• THE TASK
Every record should be copied exactly, except that pictures are to be omitted.

# # # # # # #

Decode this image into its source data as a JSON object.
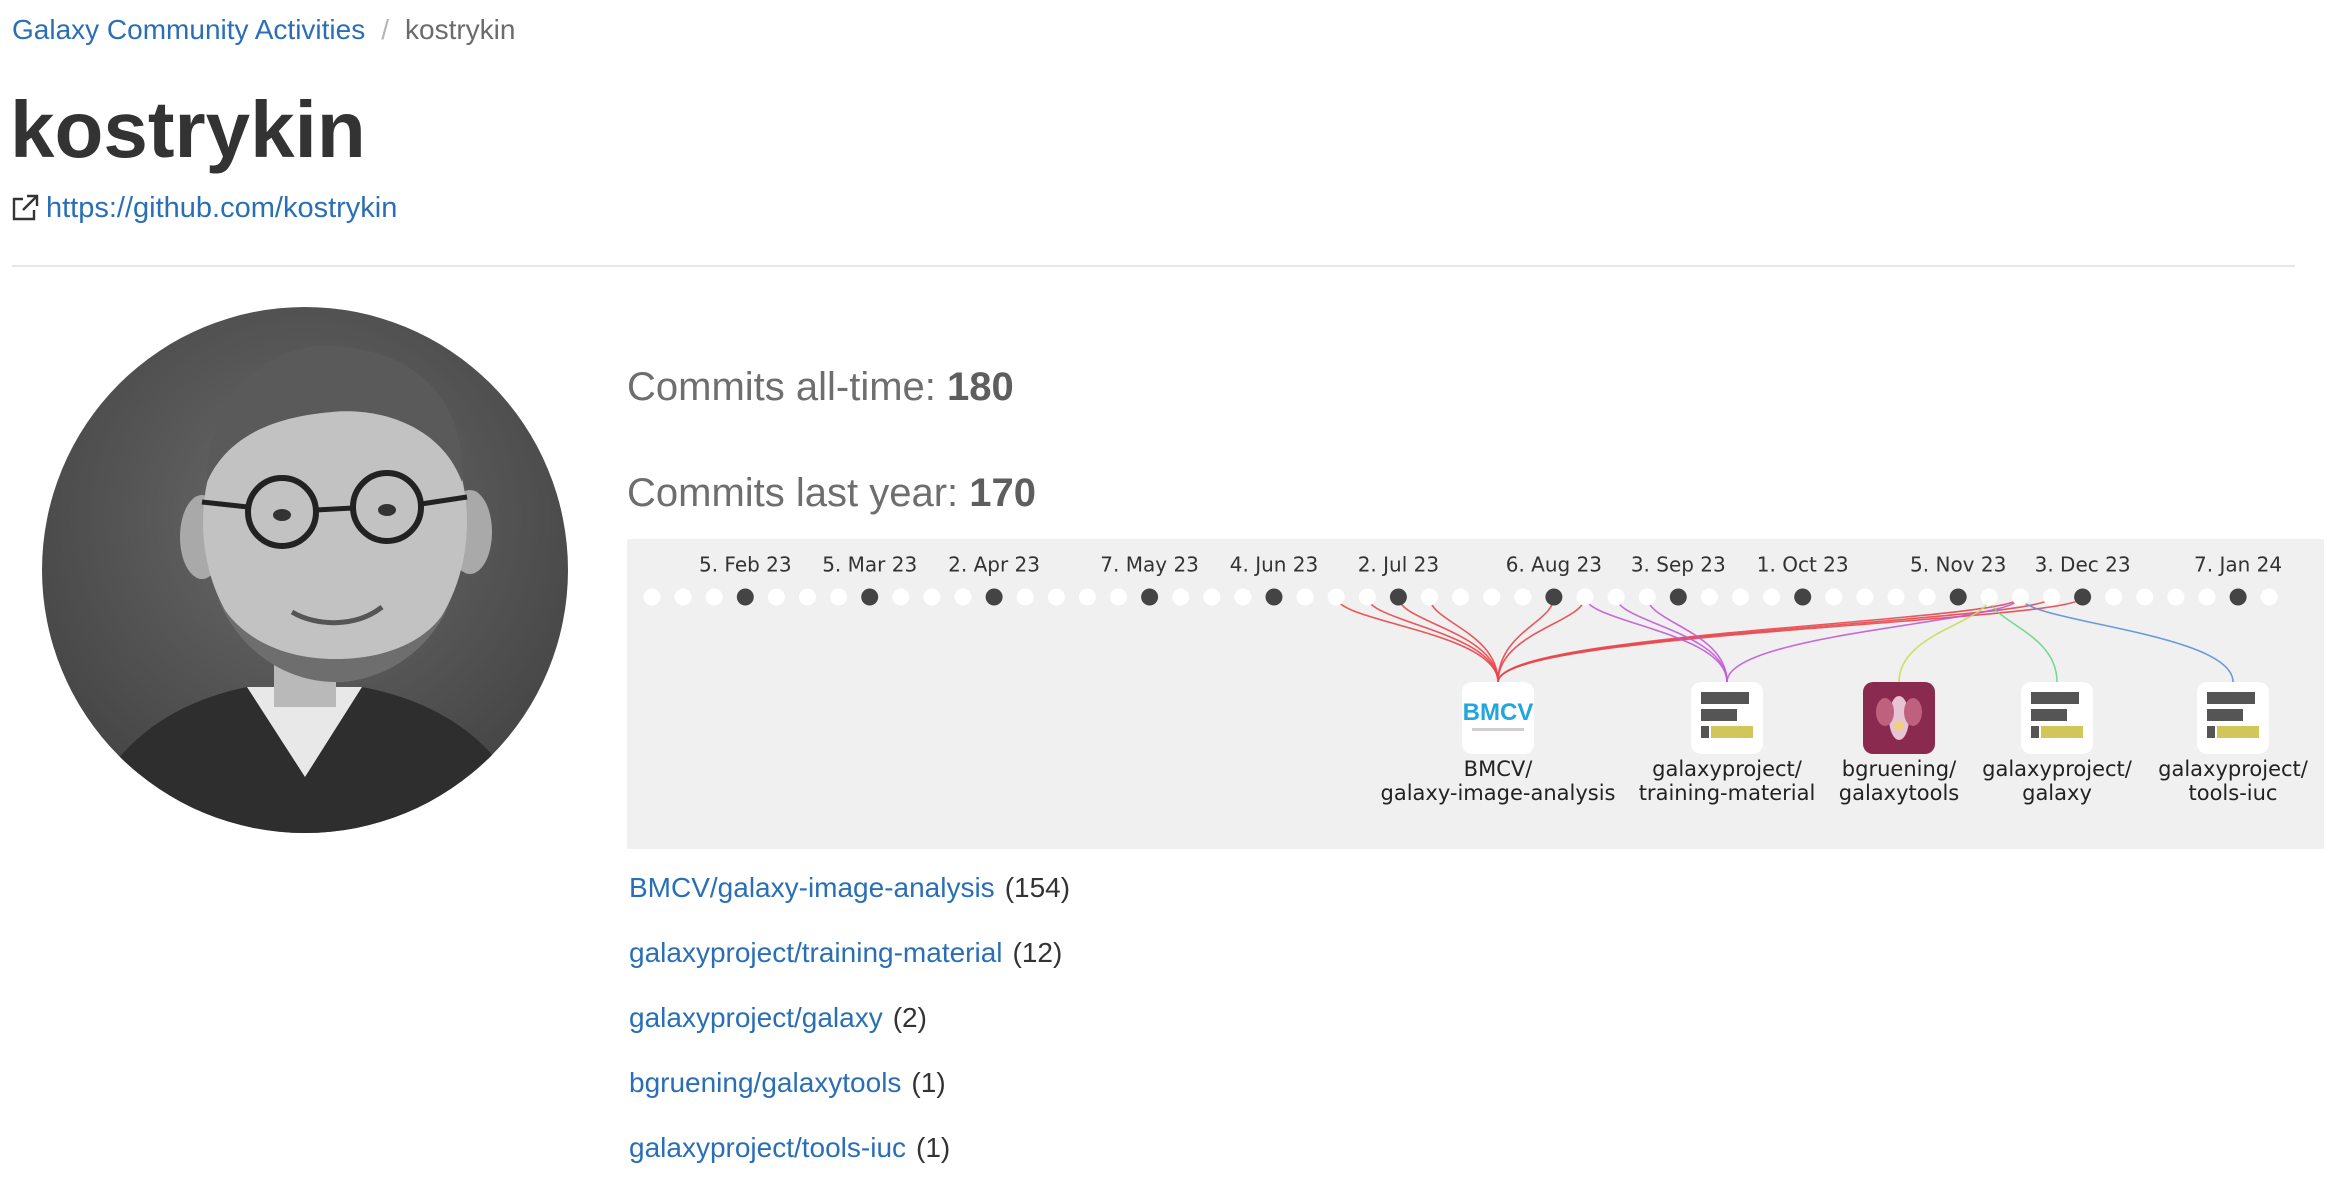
{
  "breadcrumb": {
    "parent": "Galaxy Community Activities",
    "separator": "/",
    "current": "kostrykin"
  },
  "profile": {
    "name": "kostrykin",
    "github_url": "https://github.com/kostrykin",
    "avatar_icon": "person-portrait"
  },
  "stats": {
    "all_time_label": "Commits all-time:",
    "all_time_value": "180",
    "last_year_label": "Commits last year:",
    "last_year_value": "170"
  },
  "timeline": {
    "month_labels": [
      "5. Feb 23",
      "5. Mar 23",
      "2. Apr 23",
      "7. May 23",
      "4. Jun 23",
      "2. Jul 23",
      "6. Aug 23",
      "3. Sep 23",
      "1. Oct 23",
      "5. Nov 23",
      "3. Dec 23",
      "7. Jan 24"
    ],
    "week_count": 53,
    "month_start_weeks": [
      3,
      7,
      11,
      16,
      20,
      24,
      29,
      33,
      37,
      42,
      46,
      51
    ],
    "repos": [
      {
        "name": "BMCV/galaxy-image-analysis",
        "line1": "BMCV/",
        "line2": "galaxy-image-analysis",
        "logo_text": "BMCV",
        "color": "#e8454b",
        "weeks": [
          22,
          23,
          24,
          25,
          29,
          30,
          44,
          45,
          46
        ]
      },
      {
        "name": "galaxyproject/training-material",
        "line1": "galaxyproject/",
        "line2": "training-material",
        "logo_text": "",
        "color": "#c35ad8",
        "weeks": [
          30,
          31,
          32,
          44
        ]
      },
      {
        "name": "bgruening/galaxytools",
        "line1": "bgruening/",
        "line2": "galaxytools",
        "logo_text": "",
        "color": "#c9dc5a",
        "weeks": [
          43
        ]
      },
      {
        "name": "galaxyproject/galaxy",
        "line1": "galaxyproject/",
        "line2": "galaxy",
        "logo_text": "",
        "color": "#67d68c",
        "weeks": [
          43
        ]
      },
      {
        "name": "galaxyproject/tools-iuc",
        "line1": "galaxyproject/",
        "line2": "tools-iuc",
        "logo_text": "",
        "color": "#5a8fe0",
        "weeks": [
          44
        ]
      }
    ]
  },
  "repo_list": [
    {
      "name": "BMCV/galaxy-image-analysis",
      "count": "(154)"
    },
    {
      "name": "galaxyproject/training-material",
      "count": "(12)"
    },
    {
      "name": "galaxyproject/galaxy",
      "count": "(2)"
    },
    {
      "name": "bgruening/galaxytools",
      "count": "(1)"
    },
    {
      "name": "galaxyproject/tools-iuc",
      "count": "(1)"
    }
  ],
  "colors": {
    "link": "#2a6fb5",
    "timeline_bg": "#f0f0f0",
    "dot_empty": "#ffffff",
    "dot_month": "#444444"
  }
}
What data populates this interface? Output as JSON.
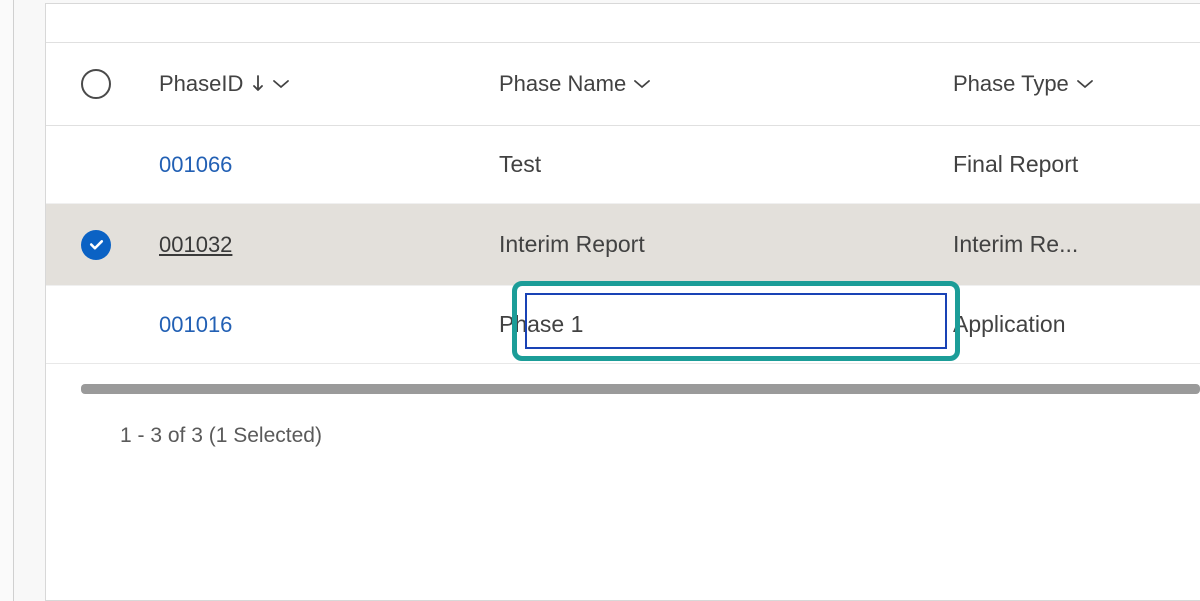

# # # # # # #

• RESPONSE FOR THIS EXERCISE
Decode this image into its source data as a JSON object.
{
  "breadcrumb": {
    "parent": "Galaxy Community Activities",
    "separator": "/",
    "current": "kostrykin"
  },
  "profile": {
    "name": "kostrykin",
    "github_url": "https://github.com/kostrykin",
    "avatar_icon": "person-portrait"
  },
  "stats": {
    "all_time_label": "Commits all-time:",
    "all_time_value": "180",
    "last_year_label": "Commits last year:",
    "last_year_value": "170"
  },
  "timeline": {
    "month_labels": [
      "5. Feb 23",
      "5. Mar 23",
      "2. Apr 23",
      "7. May 23",
      "4. Jun 23",
      "2. Jul 23",
      "6. Aug 23",
      "3. Sep 23",
      "1. Oct 23",
      "5. Nov 23",
      "3. Dec 23",
      "7. Jan 24"
    ],
    "week_count": 53,
    "month_start_weeks": [
      3,
      7,
      11,
      16,
      20,
      24,
      29,
      33,
      37,
      42,
      46,
      51
    ],
    "repos": [
      {
        "name": "BMCV/galaxy-image-analysis",
        "line1": "BMCV/",
        "line2": "galaxy-image-analysis",
        "logo_text": "BMCV",
        "color": "#e8454b",
        "weeks": [
          22,
          23,
          24,
          25,
          29,
          30,
          44,
          45,
          46
        ]
      },
      {
        "name": "galaxyproject/training-material",
        "line1": "galaxyproject/",
        "line2": "training-material",
        "logo_text": "",
        "color": "#c35ad8",
        "weeks": [
          30,
          31,
          32,
          44
        ]
      },
      {
        "name": "bgruening/galaxytools",
        "line1": "bgruening/",
        "line2": "galaxytools",
        "logo_text": "",
        "color": "#c9dc5a",
        "weeks": [
          43
        ]
      },
      {
        "name": "galaxyproject/galaxy",
        "line1": "galaxyproject/",
        "line2": "galaxy",
        "logo_text": "",
        "color": "#67d68c",
        "weeks": [
          43
        ]
      },
      {
        "name": "galaxyproject/tools-iuc",
        "line1": "galaxyproject/",
        "line2": "tools-iuc",
        "logo_text": "",
        "color": "#5a8fe0",
        "weeks": [
          44
        ]
      }
    ]
  },
  "repo_list": [
    {
      "name": "BMCV/galaxy-image-analysis",
      "count": "(154)"
    },
    {
      "name": "galaxyproject/training-material",
      "count": "(12)"
    },
    {
      "name": "galaxyproject/galaxy",
      "count": "(2)"
    },
    {
      "name": "bgruening/galaxytools",
      "count": "(1)"
    },
    {
      "name": "galaxyproject/tools-iuc",
      "count": "(1)"
    }
  ],
  "colors": {
    "link": "#2a6fb5",
    "timeline_bg": "#f0f0f0",
    "dot_empty": "#ffffff",
    "dot_month": "#444444"
  }
}
What data populates this interface? Output as JSON.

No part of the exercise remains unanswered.